If you’re looking for a way to increase the value of your home, your garden is a gold mine. If you’re looking for a place to escape from the family, food missiles being thrown by toddlers, and an incessant noise that you’re convinced is giving you tinnitus, your garden is a gold mine! We all need time to escape from the hub of the home, and an outbuilding is the perfect solution. Not only is it an extra room for your house, but it’s can look stylish for a relatively low cost. But, what do you need to consider when building an outbuilding?
Is It Going To Have Multiple Uses?

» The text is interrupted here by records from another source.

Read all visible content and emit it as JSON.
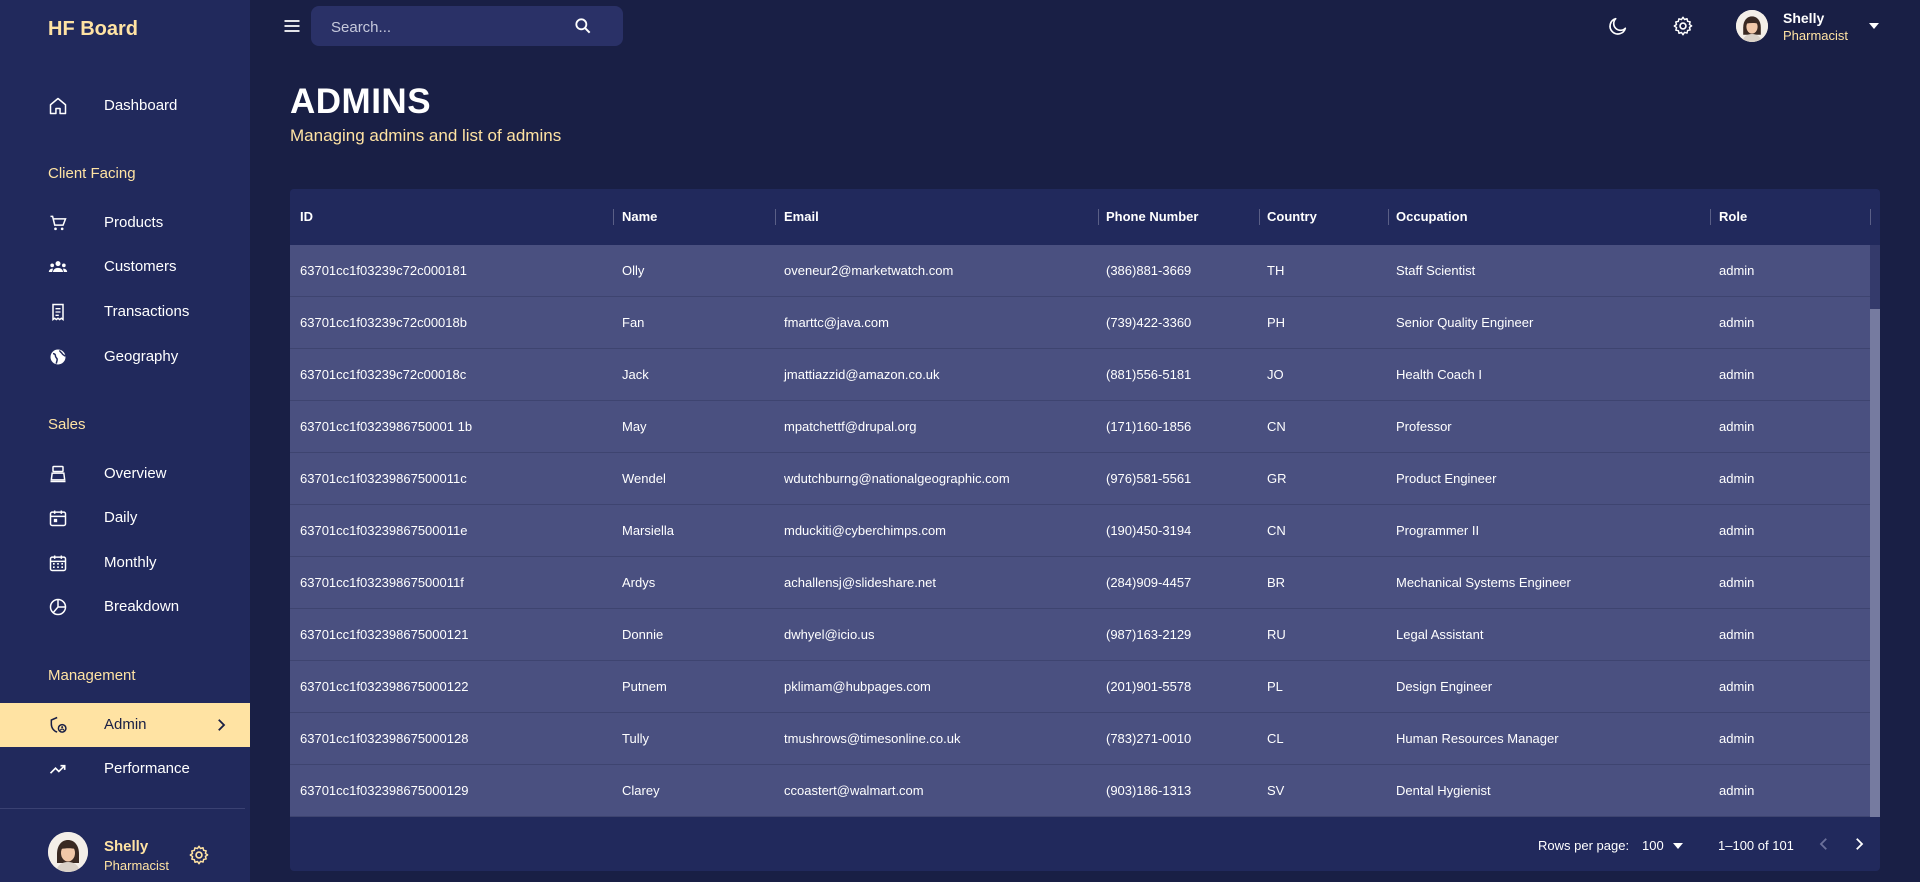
{
  "brand": "HF Board",
  "sidebar": {
    "sections": {
      "client_facing": "Client Facing",
      "sales": "Sales",
      "management": "Management"
    },
    "items": [
      {
        "label": "Dashboard",
        "icon": "home-icon"
      },
      {
        "label": "Products",
        "icon": "cart-icon"
      },
      {
        "label": "Customers",
        "icon": "group-icon"
      },
      {
        "label": "Transactions",
        "icon": "receipt-icon"
      },
      {
        "label": "Geography",
        "icon": "globe-icon"
      },
      {
        "label": "Overview",
        "icon": "point-of-sale-icon"
      },
      {
        "label": "Daily",
        "icon": "calendar-day-icon"
      },
      {
        "label": "Monthly",
        "icon": "calendar-month-icon"
      },
      {
        "label": "Breakdown",
        "icon": "pie-chart-icon"
      },
      {
        "label": "Admin",
        "icon": "admin-icon",
        "active": true
      },
      {
        "label": "Performance",
        "icon": "trending-up-icon"
      }
    ],
    "user": {
      "name": "Shelly",
      "role": "Pharmacist"
    }
  },
  "topbar": {
    "search_placeholder": "Search...",
    "user": {
      "name": "Shelly",
      "role": "Pharmacist"
    }
  },
  "page": {
    "title": "ADMINS",
    "subtitle": "Managing admins and list of admins"
  },
  "table": {
    "columns": [
      "ID",
      "Name",
      "Email",
      "Phone Number",
      "Country",
      "Occupation",
      "Role"
    ],
    "rows": [
      [
        "63701cc1f03239c72c000181",
        "Olly",
        "oveneur2@marketwatch.com",
        "(386)881-3669",
        "TH",
        "Staff Scientist",
        "admin"
      ],
      [
        "63701cc1f03239c72c00018b",
        "Fan",
        "fmarttc@java.com",
        "(739)422-3360",
        "PH",
        "Senior Quality Engineer",
        "admin"
      ],
      [
        "63701cc1f03239c72c00018c",
        "Jack",
        "jmattiazzid@amazon.co.uk",
        "(881)556-5181",
        "JO",
        "Health Coach I",
        "admin"
      ],
      [
        "63701cc1f0323986750001 1b",
        "May",
        "mpatchettf@drupal.org",
        "(171)160-1856",
        "CN",
        "Professor",
        "admin"
      ],
      [
        "63701cc1f03239867500011c",
        "Wendel",
        "wdutchburng@nationalgeographic.com",
        "(976)581-5561",
        "GR",
        "Product Engineer",
        "admin"
      ],
      [
        "63701cc1f03239867500011e",
        "Marsiella",
        "mduckiti@cyberchimps.com",
        "(190)450-3194",
        "CN",
        "Programmer II",
        "admin"
      ],
      [
        "63701cc1f03239867500011f",
        "Ardys",
        "achallensj@slideshare.net",
        "(284)909-4457",
        "BR",
        "Mechanical Systems Engineer",
        "admin"
      ],
      [
        "63701cc1f032398675000121",
        "Donnie",
        "dwhyel@icio.us",
        "(987)163-2129",
        "RU",
        "Legal Assistant",
        "admin"
      ],
      [
        "63701cc1f032398675000122",
        "Putnem",
        "pklimam@hubpages.com",
        "(201)901-5578",
        "PL",
        "Design Engineer",
        "admin"
      ],
      [
        "63701cc1f032398675000128",
        "Tully",
        "tmushrows@timesonline.co.uk",
        "(783)271-0010",
        "CL",
        "Human Resources Manager",
        "admin"
      ],
      [
        "63701cc1f032398675000129",
        "Clarey",
        "ccoastert@walmart.com",
        "(903)186-1313",
        "SV",
        "Dental Hygienist",
        "admin"
      ]
    ],
    "footer": {
      "rows_per_page_label": "Rows per page:",
      "rows_per_page_value": "100",
      "range": "1–100 of 101"
    }
  }
}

The possibilities of an outbuilding are endless, from an entertainment room to a gym, to a place to store all of your garden tools. If it’s going to have multiple users, you need to consider the materials for the building. If it’s going to double up as an art studio, while also a place to store plants in the winter, is it going to be warm enough or cool enough for the purposes? You need to think about the overall practicalities and factor these in when creating a budget for the outbuilding. The floor materials, as well as the internal walls, need to be practical enough, and so if you are working out the polished concrete floor cost, in relation to the interior and exterior walls, but you don’t have enough in your budget, it’s important to go back to the purpose of the building. Because if you want it to be an extra room, but it’s completely uninhabitable in the winter, you’re not going to get much use out of it, and therefore it’s a waste of money.
Does It Need Planning Permission?
This is when it gets into many technicalities. The bottom line is that if you are hoping to make it an extra room used for the purposes of getting five minutes away from everyone, rather than it being an extra bathroom, kitchen, or any other type of accommodation, you don’t need to acquire planning permission. If the outbuilding is within the Permitted Development Rights, you don’t need to get planning permission.
If you live in a terraced house, you need to consider if building an outbuilding will prove to be annoying for your neighbours. This goes back to the purpose of it, but also, if you plan on setting up the building close to one of the neighbour’s walls, is this going to cause strife further down the line? If it’s a place for the kids to go and play, you need to think about the noise levels. It’s worth bearing all these in mind.
An outbuilding is a great idea to get an extra room, especially if you are all sandwiched together, but there are many things for you to consider. It can be a great place to go and escape to, but if it’s not practical enough, especially when the weather gets cold, are you going to be using it much? In which case, aren’t you just better hiding from everyone in the toilet?